*SOURCE MATERIAL*:
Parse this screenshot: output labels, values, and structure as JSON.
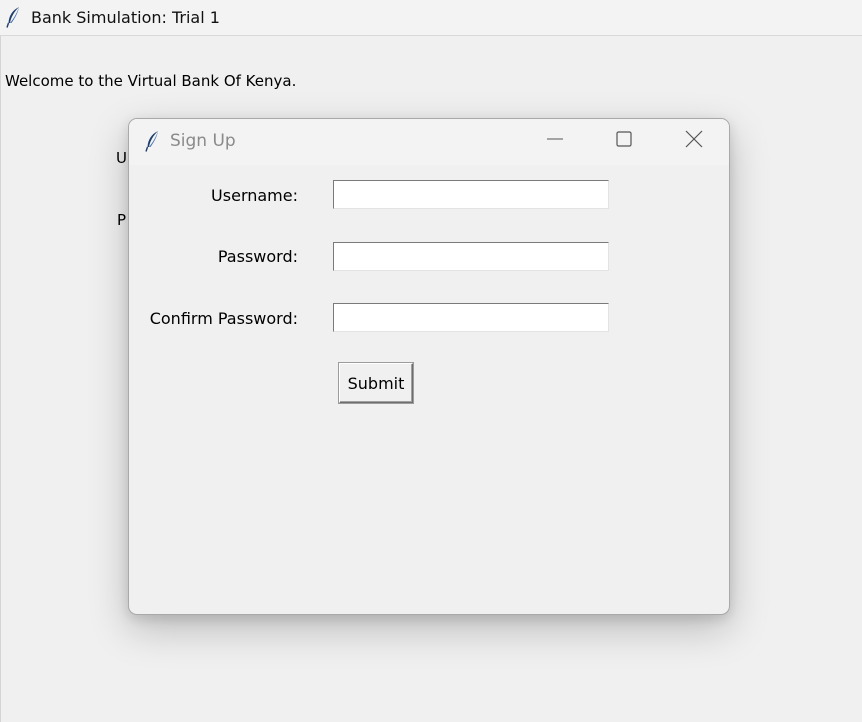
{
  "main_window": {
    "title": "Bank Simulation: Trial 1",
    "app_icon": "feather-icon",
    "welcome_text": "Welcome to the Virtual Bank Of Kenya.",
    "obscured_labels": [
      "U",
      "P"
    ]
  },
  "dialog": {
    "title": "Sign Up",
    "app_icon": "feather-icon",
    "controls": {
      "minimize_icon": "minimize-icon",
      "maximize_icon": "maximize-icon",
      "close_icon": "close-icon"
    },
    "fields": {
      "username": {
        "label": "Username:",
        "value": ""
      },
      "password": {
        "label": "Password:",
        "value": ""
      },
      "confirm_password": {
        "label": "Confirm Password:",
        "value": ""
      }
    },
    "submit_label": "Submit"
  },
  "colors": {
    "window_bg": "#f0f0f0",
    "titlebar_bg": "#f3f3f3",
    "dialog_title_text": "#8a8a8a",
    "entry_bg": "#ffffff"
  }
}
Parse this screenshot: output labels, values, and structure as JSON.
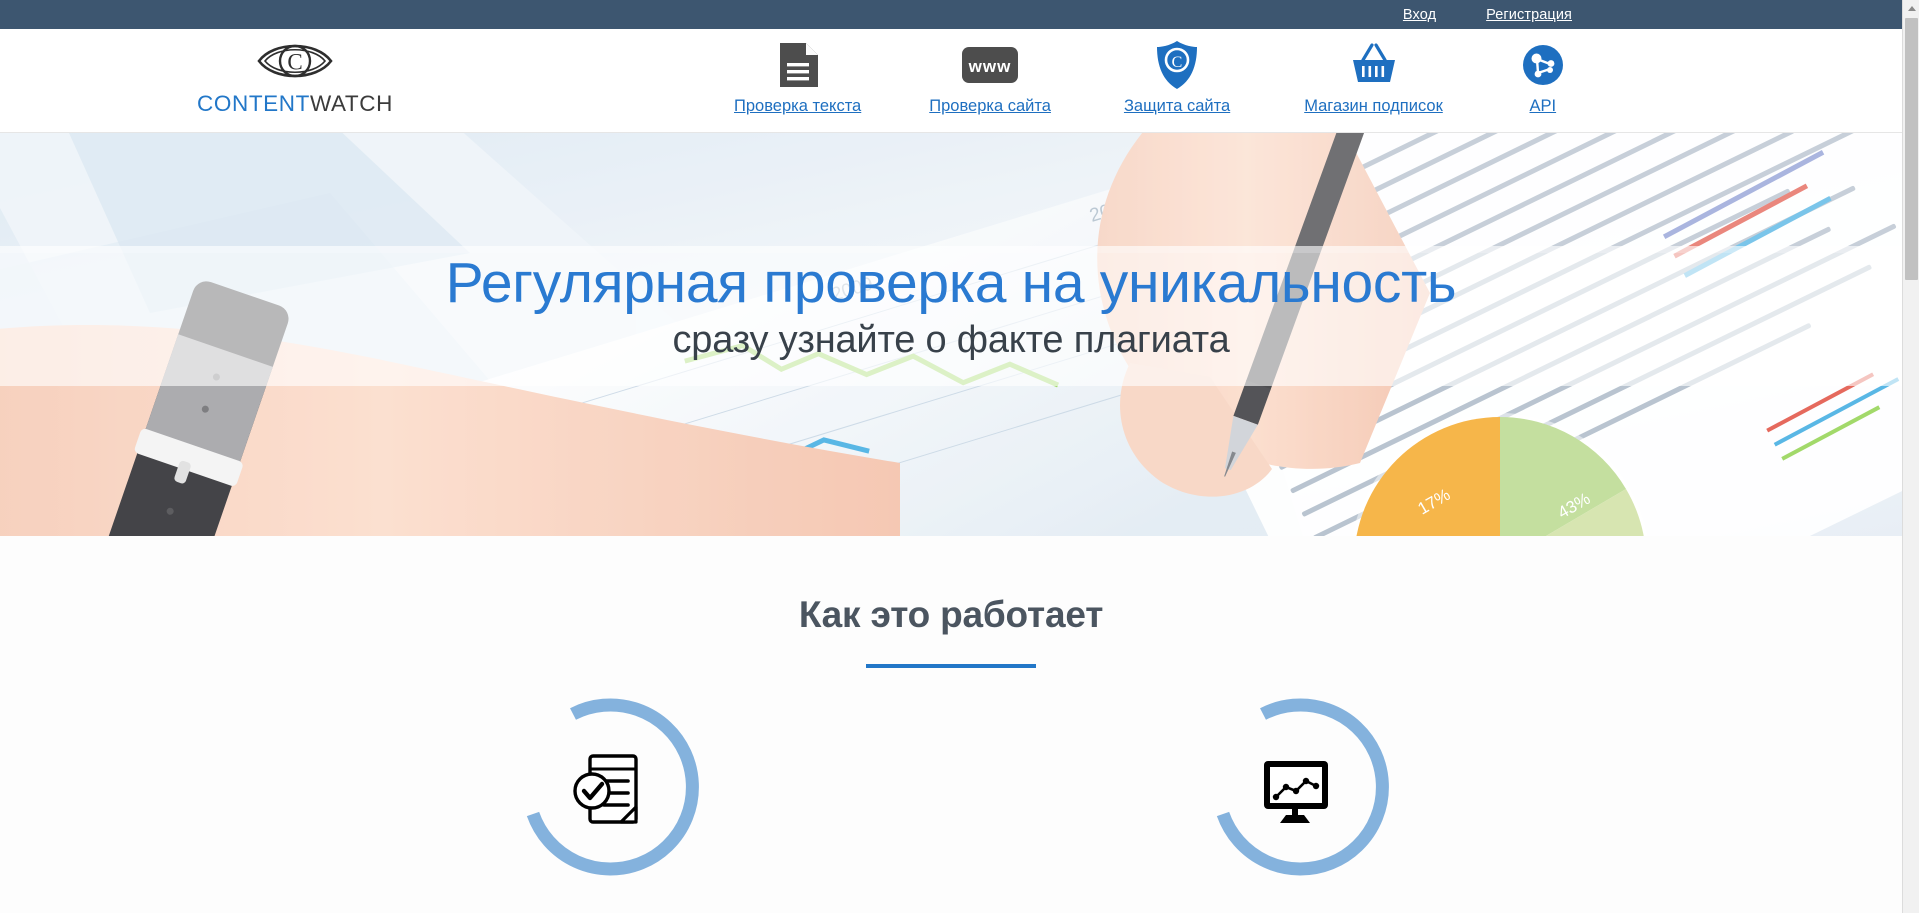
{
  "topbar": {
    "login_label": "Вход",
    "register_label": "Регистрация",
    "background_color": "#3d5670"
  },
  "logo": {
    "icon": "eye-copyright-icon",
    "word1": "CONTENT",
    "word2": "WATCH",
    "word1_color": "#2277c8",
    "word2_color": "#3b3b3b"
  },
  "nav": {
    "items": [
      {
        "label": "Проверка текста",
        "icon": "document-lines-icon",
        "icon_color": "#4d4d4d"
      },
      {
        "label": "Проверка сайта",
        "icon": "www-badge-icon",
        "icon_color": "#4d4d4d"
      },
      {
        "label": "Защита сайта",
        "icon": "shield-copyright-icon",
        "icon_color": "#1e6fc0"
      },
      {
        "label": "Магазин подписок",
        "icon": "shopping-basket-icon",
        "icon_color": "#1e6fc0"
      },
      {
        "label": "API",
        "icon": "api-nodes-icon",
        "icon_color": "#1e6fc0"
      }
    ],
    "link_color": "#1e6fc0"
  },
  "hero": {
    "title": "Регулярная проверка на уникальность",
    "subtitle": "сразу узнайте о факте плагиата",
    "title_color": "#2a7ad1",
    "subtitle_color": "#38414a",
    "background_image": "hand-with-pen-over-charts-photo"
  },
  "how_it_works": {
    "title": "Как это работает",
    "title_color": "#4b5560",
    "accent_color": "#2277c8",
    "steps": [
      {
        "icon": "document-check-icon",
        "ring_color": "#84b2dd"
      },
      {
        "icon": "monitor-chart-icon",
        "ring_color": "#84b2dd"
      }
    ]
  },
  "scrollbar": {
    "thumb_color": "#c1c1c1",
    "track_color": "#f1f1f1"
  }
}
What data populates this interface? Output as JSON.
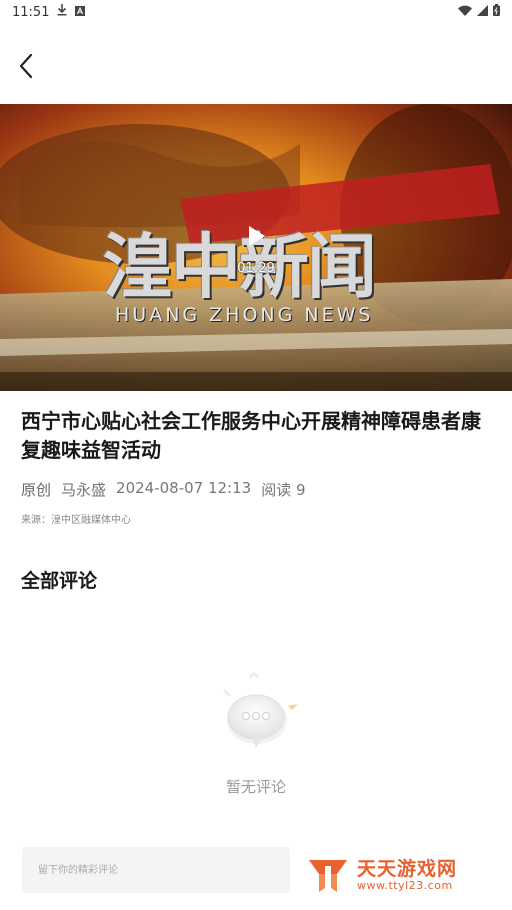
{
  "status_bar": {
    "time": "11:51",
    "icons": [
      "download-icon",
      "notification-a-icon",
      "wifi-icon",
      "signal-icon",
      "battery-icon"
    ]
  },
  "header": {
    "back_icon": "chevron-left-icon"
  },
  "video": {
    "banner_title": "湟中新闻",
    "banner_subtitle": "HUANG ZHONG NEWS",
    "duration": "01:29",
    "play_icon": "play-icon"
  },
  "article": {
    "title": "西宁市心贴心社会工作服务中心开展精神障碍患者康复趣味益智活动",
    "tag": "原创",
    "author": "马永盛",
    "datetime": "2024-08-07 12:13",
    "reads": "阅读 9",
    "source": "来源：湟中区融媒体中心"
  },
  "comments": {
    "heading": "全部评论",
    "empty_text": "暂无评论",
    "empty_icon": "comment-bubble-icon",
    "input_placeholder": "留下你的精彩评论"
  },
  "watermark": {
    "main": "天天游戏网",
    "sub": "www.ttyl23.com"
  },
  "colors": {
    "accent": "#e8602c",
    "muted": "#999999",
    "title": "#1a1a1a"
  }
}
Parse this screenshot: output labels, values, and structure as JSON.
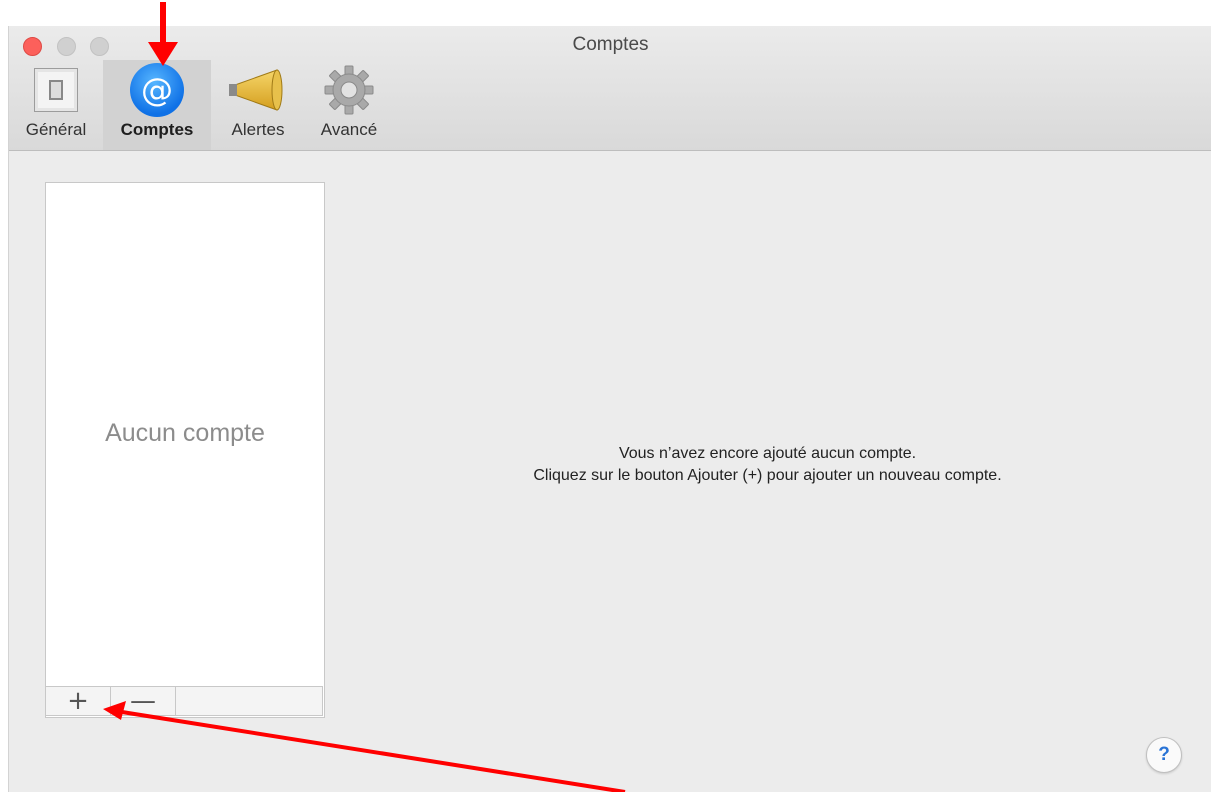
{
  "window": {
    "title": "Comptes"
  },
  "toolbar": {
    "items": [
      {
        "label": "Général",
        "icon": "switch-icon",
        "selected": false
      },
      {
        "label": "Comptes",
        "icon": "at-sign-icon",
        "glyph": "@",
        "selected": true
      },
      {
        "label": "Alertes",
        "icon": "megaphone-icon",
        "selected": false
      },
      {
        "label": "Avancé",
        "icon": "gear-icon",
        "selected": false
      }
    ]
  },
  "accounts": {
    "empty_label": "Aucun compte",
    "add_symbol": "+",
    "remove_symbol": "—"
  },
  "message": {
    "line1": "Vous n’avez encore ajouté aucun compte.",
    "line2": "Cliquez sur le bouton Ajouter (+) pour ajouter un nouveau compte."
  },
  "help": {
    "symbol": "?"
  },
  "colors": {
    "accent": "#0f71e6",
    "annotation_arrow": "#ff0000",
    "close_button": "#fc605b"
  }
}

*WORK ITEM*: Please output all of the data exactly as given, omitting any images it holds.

*ANSWER TO THIS TASK*:
Parse this screenshot: output labels, values, and structure as JSON.
{
  "main_window": {
    "title": "Bank Simulation: Trial 1",
    "app_icon": "feather-icon",
    "welcome_text": "Welcome to the Virtual Bank Of Kenya.",
    "obscured_labels": [
      "U",
      "P"
    ]
  },
  "dialog": {
    "title": "Sign Up",
    "app_icon": "feather-icon",
    "controls": {
      "minimize_icon": "minimize-icon",
      "maximize_icon": "maximize-icon",
      "close_icon": "close-icon"
    },
    "fields": {
      "username": {
        "label": "Username:",
        "value": ""
      },
      "password": {
        "label": "Password:",
        "value": ""
      },
      "confirm_password": {
        "label": "Confirm Password:",
        "value": ""
      }
    },
    "submit_label": "Submit"
  },
  "colors": {
    "window_bg": "#f0f0f0",
    "titlebar_bg": "#f3f3f3",
    "dialog_title_text": "#8a8a8a",
    "entry_bg": "#ffffff"
  }
}
Parse this screenshot: output labels, values, and structure as JSON.
{
  "topbar": {
    "login_label": "Вход",
    "register_label": "Регистрация",
    "background_color": "#3d5670"
  },
  "logo": {
    "icon": "eye-copyright-icon",
    "word1": "CONTENT",
    "word2": "WATCH",
    "word1_color": "#2277c8",
    "word2_color": "#3b3b3b"
  },
  "nav": {
    "items": [
      {
        "label": "Проверка текста",
        "icon": "document-lines-icon",
        "icon_color": "#4d4d4d"
      },
      {
        "label": "Проверка сайта",
        "icon": "www-badge-icon",
        "icon_color": "#4d4d4d"
      },
      {
        "label": "Защита сайта",
        "icon": "shield-copyright-icon",
        "icon_color": "#1e6fc0"
      },
      {
        "label": "Магазин подписок",
        "icon": "shopping-basket-icon",
        "icon_color": "#1e6fc0"
      },
      {
        "label": "API",
        "icon": "api-nodes-icon",
        "icon_color": "#1e6fc0"
      }
    ],
    "link_color": "#1e6fc0"
  },
  "hero": {
    "title": "Регулярная проверка на уникальность",
    "subtitle": "сразу узнайте о факте плагиата",
    "title_color": "#2a7ad1",
    "subtitle_color": "#38414a",
    "background_image": "hand-with-pen-over-charts-photo"
  },
  "how_it_works": {
    "title": "Как это работает",
    "title_color": "#4b5560",
    "accent_color": "#2277c8",
    "steps": [
      {
        "icon": "document-check-icon",
        "ring_color": "#84b2dd"
      },
      {
        "icon": "monitor-chart-icon",
        "ring_color": "#84b2dd"
      }
    ]
  },
  "scrollbar": {
    "thumb_color": "#c1c1c1",
    "track_color": "#f1f1f1"
  }
}
What data populates this interface? Output as JSON.
{
  "status_bar": {
    "time": "11:51",
    "icons": [
      "download-icon",
      "notification-a-icon",
      "wifi-icon",
      "signal-icon",
      "battery-icon"
    ]
  },
  "header": {
    "back_icon": "chevron-left-icon"
  },
  "video": {
    "banner_title": "湟中新闻",
    "banner_subtitle": "HUANG ZHONG NEWS",
    "duration": "01:29",
    "play_icon": "play-icon"
  },
  "article": {
    "title": "西宁市心贴心社会工作服务中心开展精神障碍患者康复趣味益智活动",
    "tag": "原创",
    "author": "马永盛",
    "datetime": "2024-08-07 12:13",
    "reads": "阅读 9",
    "source": "来源：湟中区融媒体中心"
  },
  "comments": {
    "heading": "全部评论",
    "empty_text": "暂无评论",
    "empty_icon": "comment-bubble-icon",
    "input_placeholder": "留下你的精彩评论"
  },
  "watermark": {
    "main": "天天游戏网",
    "sub": "www.ttyl23.com"
  },
  "colors": {
    "accent": "#e8602c",
    "muted": "#999999",
    "title": "#1a1a1a"
  }
}
Parse this screenshot: output labels, values, and structure as JSON.
{
  "window": {
    "title": "Comptes"
  },
  "toolbar": {
    "items": [
      {
        "label": "Général",
        "icon": "switch-icon",
        "selected": false
      },
      {
        "label": "Comptes",
        "icon": "at-sign-icon",
        "glyph": "@",
        "selected": true
      },
      {
        "label": "Alertes",
        "icon": "megaphone-icon",
        "selected": false
      },
      {
        "label": "Avancé",
        "icon": "gear-icon",
        "selected": false
      }
    ]
  },
  "accounts": {
    "empty_label": "Aucun compte",
    "add_symbol": "+",
    "remove_symbol": "—"
  },
  "message": {
    "line1": "Vous n’avez encore ajouté aucun compte.",
    "line2": "Cliquez sur le bouton Ajouter (+) pour ajouter un nouveau compte."
  },
  "help": {
    "symbol": "?"
  },
  "colors": {
    "accent": "#0f71e6",
    "annotation_arrow": "#ff0000",
    "close_button": "#fc605b"
  }
}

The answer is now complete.